Many Washington military simulation results have also offered recommendations about the US military deployments in the Pacific. For example, a simulation conducted by the US Air Force in 2021 about the possible conflict in the Taiwan Strait in 2030 concluded that it’s necessary to deploy unmanned “loyal wingmen”, a large number of small drones, and bombers with long-range weapons to adopt “agile combat employment” (ACE) in order to reinforce remote island airports, spread out fighters deployed, and stockpile supplies in advance. Clint Hinote, Deputy Chief of Staff of the US Air Force, believes that the next war can only be prevented if it can be won.
The CSIS report also reiterated that Taiwan should adopt the “Porcupine Strategy” that focuses on agile, concealable weapons and invest more in easily portable weapons such as Javelin and Stinger missiles. In addition, shore-based anti-ship missiles for coastal defense, missile boats, and minelayers are also recommended for their survivability against Chinese air attacks and ability to counter Chinese surface ships effectively. The mobile anti-air missiles are effective against aircraft, and their survivability is also desirable.
The report argues that Taiwan can maintain strong naval and air power to counter China’s efforts to challenge Taiwan's sovereignty in peacetime. Still, as the PLA’s naval, air, and missile forces keep growing, it’s impractical for Taiwan to maintain a military power with a comparable scale. The report also mentions that China may use gray-zone pressure and other methods; even if it chooses to use force against Taiwan, it could be for a blockade, which is not in the conjecture of CSIS or other think tanks. In response to China’s gray zone operations, it is still necessary for Taiwan to have naval and air forces with certain capabilities and to adopt flexible combat doctrines to deal with the disturbance by the Chinese military aircraft and warships.
(Originally published in the “National Defense and Security Real - time Assessment”, January 17, 2022, by the Institute for National Defense and Security Research.)

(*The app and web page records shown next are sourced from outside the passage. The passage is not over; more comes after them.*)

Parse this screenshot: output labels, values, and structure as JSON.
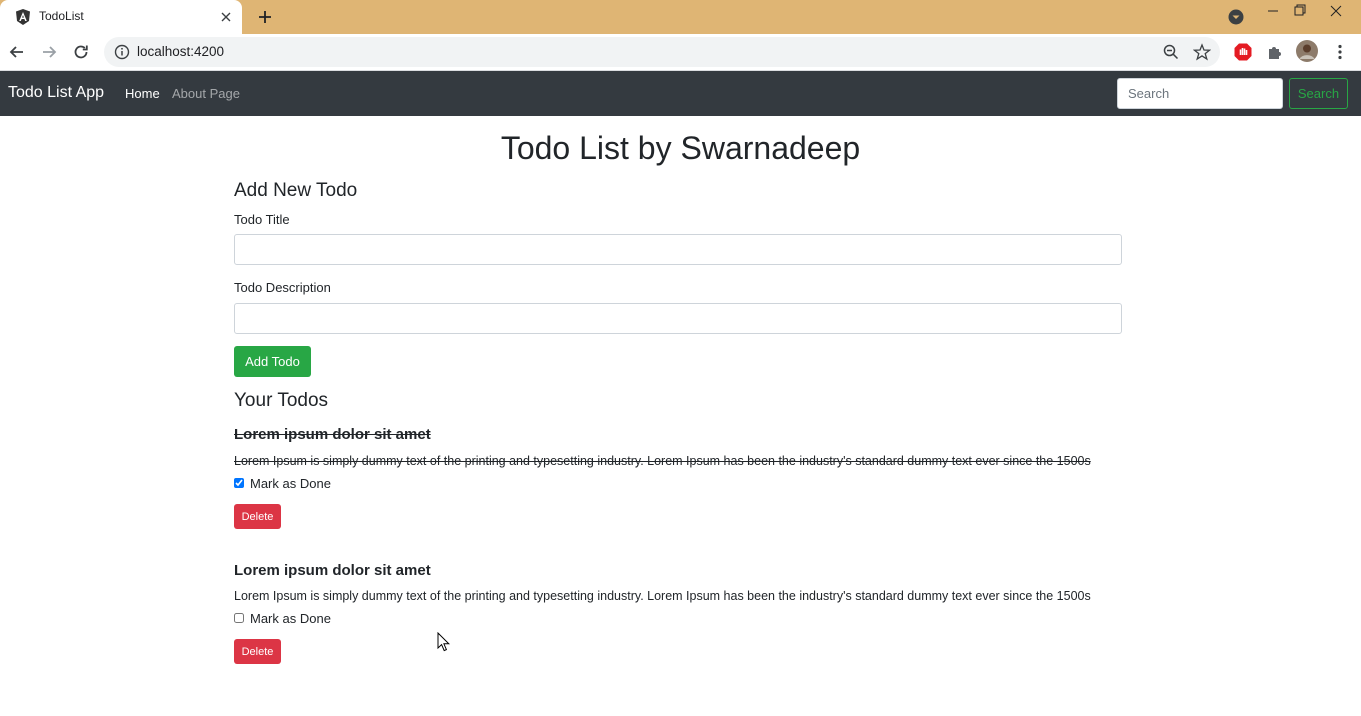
{
  "browser": {
    "tab_title": "TodoList",
    "url": "localhost:4200",
    "icons": [
      "angular-favicon",
      "close-icon",
      "plus-icon",
      "tab-search-icon",
      "minimize-icon",
      "restore-icon",
      "window-close-icon",
      "back-arrow-icon",
      "forward-arrow-icon",
      "reload-icon",
      "info-icon",
      "zoom-icon",
      "star-icon",
      "adblock-icon",
      "extensions-icon",
      "avatar",
      "kebab-menu-icon"
    ],
    "colors": {
      "tab_strip": "#dfb574",
      "close_hover": "#e81123"
    }
  },
  "navbar": {
    "brand": "Todo List App",
    "links": [
      {
        "label": "Home",
        "active": true
      },
      {
        "label": "About Page",
        "active": false
      }
    ],
    "search_placeholder": "Search",
    "search_button": "Search",
    "colors": {
      "background": "#343a40",
      "search_button": "#28a745"
    }
  },
  "main": {
    "title": "Todo List by Swarnadeep",
    "add_form": {
      "heading": "Add New Todo",
      "title_label": "Todo Title",
      "title_value": "",
      "description_label": "Todo Description",
      "description_value": "",
      "submit_label": "Add Todo"
    },
    "todos_heading": "Your Todos",
    "todos": [
      {
        "title": "Lorem ipsum dolor sit amet",
        "description": "Lorem Ipsum is simply dummy text of the printing and typesetting industry. Lorem Ipsum has been the industry's standard dummy text ever since the 1500s",
        "done_label": "Mark as Done",
        "done": true,
        "delete_label": "Delete"
      },
      {
        "title": "Lorem ipsum dolor sit amet",
        "description": "Lorem Ipsum is simply dummy text of the printing and typesetting industry. Lorem Ipsum has been the industry's standard dummy text ever since the 1500s",
        "done_label": "Mark as Done",
        "done": false,
        "delete_label": "Delete"
      }
    ],
    "colors": {
      "success": "#28a745",
      "danger": "#dc3545"
    }
  }
}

(The contents and views in the assessments are the personal opinions of the author, and do not represent the position of the Institute for National Defense and Security Research.)
 Mark F. Cancian, Matthew Cancian, Eric Heginbotham, “The First Battle of the Next War: Wargaming a Chinese Invasion of Taiwan,” CSIS, January 9, 2023, https://www.csis.org/analysis/first-battle-next-war-wargaming-chinese-invasion-taiwan.
“War Game Suggests Chinese Invasion of Taiwan would Fail at A Huge Cost to US, Chinese and Taiwanese Militaries,” CNN, January 9, 2023, https://edition.cnn.com/2023/01/09/politics/taiwan-invasion-war-game-intl-hnk-ml/index.html.
“A US Air Force War Game Shows What the Service Needs to Hold Off — or Win Against — China in 2030,” DefenseNews, April 12, 2021, https://www.defensenews.com/training-sim/2021/04/12/a-us-air-force-war-game-shows-what-the-service-needs-to-hold-off-or-win-against-china-in-2030/.